Provided information:
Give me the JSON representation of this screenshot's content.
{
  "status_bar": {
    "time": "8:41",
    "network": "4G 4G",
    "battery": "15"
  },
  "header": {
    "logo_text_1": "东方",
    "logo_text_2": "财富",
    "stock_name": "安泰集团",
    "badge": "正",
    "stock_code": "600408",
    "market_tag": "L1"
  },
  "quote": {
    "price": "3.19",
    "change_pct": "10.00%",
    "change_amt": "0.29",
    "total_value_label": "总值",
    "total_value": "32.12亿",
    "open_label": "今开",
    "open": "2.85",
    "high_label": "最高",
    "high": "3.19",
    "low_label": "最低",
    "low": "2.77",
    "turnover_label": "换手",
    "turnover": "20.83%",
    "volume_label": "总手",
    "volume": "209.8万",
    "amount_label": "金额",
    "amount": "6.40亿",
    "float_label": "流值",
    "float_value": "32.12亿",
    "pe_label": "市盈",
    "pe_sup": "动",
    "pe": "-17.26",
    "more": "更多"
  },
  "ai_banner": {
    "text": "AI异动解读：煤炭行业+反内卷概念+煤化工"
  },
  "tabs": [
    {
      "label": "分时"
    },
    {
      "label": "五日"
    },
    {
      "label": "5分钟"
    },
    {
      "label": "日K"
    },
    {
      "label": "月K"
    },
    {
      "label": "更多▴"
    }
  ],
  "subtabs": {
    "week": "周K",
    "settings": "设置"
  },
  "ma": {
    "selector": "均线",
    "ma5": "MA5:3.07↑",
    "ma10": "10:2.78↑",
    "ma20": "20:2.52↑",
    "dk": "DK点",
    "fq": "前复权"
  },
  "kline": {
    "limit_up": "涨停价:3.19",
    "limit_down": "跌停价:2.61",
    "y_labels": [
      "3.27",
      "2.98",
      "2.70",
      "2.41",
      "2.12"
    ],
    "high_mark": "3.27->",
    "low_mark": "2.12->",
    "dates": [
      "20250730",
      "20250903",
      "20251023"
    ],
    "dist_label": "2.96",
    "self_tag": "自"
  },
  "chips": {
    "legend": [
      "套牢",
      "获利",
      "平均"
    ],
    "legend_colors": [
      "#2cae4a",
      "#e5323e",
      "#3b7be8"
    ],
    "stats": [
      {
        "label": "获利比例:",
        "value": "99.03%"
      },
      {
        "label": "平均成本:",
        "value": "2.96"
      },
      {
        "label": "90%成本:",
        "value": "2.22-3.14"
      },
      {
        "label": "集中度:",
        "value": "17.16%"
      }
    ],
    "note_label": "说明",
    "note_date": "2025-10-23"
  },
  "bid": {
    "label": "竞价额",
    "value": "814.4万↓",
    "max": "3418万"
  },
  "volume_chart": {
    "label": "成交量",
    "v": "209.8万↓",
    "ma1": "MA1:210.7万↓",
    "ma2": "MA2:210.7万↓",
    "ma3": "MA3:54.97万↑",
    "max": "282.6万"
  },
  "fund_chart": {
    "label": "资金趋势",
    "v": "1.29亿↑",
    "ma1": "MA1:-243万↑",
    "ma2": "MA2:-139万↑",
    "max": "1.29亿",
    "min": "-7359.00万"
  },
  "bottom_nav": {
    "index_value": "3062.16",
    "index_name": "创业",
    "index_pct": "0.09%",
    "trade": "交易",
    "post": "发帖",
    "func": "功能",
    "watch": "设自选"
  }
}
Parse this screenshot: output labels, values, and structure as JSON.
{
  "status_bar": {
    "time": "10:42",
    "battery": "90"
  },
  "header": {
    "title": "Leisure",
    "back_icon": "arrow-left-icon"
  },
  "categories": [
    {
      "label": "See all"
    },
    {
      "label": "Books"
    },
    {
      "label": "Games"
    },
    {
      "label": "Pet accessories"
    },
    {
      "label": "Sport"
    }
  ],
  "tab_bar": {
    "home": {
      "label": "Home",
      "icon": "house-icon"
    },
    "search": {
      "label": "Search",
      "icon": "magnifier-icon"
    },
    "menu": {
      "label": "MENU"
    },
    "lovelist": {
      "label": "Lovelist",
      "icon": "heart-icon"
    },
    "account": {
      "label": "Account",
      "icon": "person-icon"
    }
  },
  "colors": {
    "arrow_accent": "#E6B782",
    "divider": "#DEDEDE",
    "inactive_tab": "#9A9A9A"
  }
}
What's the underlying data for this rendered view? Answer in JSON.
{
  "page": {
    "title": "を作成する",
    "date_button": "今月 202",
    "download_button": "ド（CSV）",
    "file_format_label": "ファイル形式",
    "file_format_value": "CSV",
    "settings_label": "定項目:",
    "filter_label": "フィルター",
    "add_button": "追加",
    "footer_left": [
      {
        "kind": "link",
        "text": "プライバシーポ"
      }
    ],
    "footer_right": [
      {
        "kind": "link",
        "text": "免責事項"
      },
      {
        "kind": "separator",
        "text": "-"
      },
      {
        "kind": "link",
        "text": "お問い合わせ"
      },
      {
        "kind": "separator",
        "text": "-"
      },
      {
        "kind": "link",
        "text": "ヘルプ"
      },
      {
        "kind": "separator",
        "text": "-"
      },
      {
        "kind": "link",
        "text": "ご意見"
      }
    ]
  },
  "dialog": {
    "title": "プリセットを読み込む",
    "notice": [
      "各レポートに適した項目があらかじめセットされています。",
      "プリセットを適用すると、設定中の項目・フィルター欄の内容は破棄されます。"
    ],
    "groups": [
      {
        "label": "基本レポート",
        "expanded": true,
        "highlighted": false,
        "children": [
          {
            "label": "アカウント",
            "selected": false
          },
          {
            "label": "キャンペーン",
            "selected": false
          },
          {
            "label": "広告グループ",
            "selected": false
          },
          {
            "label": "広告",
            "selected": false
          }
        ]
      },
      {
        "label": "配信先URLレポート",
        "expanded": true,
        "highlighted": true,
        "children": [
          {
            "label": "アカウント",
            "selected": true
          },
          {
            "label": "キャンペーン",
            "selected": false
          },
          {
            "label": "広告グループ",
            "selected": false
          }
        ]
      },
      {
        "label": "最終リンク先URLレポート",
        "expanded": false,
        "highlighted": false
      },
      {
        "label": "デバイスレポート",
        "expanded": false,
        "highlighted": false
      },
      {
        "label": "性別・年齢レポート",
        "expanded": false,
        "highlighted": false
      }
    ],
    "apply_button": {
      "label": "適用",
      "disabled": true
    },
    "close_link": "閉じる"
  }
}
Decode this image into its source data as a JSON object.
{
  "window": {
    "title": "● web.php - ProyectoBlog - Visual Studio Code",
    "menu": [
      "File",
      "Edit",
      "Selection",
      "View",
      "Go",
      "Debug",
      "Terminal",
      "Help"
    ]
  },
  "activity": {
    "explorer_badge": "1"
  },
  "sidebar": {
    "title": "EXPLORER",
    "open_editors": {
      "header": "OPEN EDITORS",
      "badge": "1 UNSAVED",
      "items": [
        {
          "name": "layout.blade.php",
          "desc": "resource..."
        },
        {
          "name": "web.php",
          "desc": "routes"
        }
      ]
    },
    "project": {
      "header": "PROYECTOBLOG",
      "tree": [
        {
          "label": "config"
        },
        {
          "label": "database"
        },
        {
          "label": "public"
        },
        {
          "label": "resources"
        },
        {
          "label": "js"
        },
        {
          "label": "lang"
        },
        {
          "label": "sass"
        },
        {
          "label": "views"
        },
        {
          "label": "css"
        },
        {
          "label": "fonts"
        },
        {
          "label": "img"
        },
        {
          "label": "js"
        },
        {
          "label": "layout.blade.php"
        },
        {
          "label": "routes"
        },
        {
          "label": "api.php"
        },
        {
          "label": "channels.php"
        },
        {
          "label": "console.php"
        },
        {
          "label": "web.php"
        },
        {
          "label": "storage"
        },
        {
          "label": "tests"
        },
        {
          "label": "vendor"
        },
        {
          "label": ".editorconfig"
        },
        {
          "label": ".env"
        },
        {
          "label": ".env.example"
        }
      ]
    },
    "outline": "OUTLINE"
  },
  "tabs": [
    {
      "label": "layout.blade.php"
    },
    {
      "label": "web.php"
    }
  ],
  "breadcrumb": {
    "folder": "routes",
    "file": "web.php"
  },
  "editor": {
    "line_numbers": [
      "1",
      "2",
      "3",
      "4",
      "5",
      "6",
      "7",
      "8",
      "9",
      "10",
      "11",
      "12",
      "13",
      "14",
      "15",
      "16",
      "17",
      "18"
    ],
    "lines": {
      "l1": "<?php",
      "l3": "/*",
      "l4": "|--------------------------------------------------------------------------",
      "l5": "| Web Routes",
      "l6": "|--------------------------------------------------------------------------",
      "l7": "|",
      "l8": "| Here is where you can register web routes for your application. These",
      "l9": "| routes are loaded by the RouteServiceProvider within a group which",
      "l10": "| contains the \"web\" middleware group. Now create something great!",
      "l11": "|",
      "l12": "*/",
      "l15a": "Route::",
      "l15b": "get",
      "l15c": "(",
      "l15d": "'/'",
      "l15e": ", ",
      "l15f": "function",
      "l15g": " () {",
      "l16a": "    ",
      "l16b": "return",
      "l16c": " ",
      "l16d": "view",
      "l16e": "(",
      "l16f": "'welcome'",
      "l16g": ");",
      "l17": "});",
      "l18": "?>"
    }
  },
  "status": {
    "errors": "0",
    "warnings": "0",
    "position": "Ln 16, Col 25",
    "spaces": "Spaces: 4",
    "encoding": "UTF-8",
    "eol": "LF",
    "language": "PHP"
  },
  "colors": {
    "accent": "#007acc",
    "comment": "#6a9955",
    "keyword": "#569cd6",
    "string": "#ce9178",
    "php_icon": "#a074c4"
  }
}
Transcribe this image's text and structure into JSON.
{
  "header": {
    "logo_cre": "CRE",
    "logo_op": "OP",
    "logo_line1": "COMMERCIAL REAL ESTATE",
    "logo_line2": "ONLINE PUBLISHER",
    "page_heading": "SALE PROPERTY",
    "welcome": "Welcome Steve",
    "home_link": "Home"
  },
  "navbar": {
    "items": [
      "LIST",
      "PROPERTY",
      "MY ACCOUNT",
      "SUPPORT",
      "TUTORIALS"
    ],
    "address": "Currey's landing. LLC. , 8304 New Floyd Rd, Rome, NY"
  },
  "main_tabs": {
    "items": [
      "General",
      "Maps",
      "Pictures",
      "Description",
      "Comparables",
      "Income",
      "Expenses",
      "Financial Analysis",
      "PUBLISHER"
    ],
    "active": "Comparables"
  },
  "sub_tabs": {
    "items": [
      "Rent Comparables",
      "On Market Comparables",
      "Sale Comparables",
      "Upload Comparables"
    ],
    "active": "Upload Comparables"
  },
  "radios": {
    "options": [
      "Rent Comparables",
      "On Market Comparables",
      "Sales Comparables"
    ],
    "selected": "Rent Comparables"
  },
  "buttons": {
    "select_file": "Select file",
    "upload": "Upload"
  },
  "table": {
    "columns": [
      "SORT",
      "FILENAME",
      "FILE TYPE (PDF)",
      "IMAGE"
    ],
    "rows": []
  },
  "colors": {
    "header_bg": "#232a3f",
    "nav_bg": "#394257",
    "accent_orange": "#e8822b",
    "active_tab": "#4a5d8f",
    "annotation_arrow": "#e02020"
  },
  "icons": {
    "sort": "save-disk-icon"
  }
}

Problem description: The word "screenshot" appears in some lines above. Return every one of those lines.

Task answer:
Give me the JSON representation of this screenshot's content.
Parse this screenshot: output labels, values, and structure as JSON.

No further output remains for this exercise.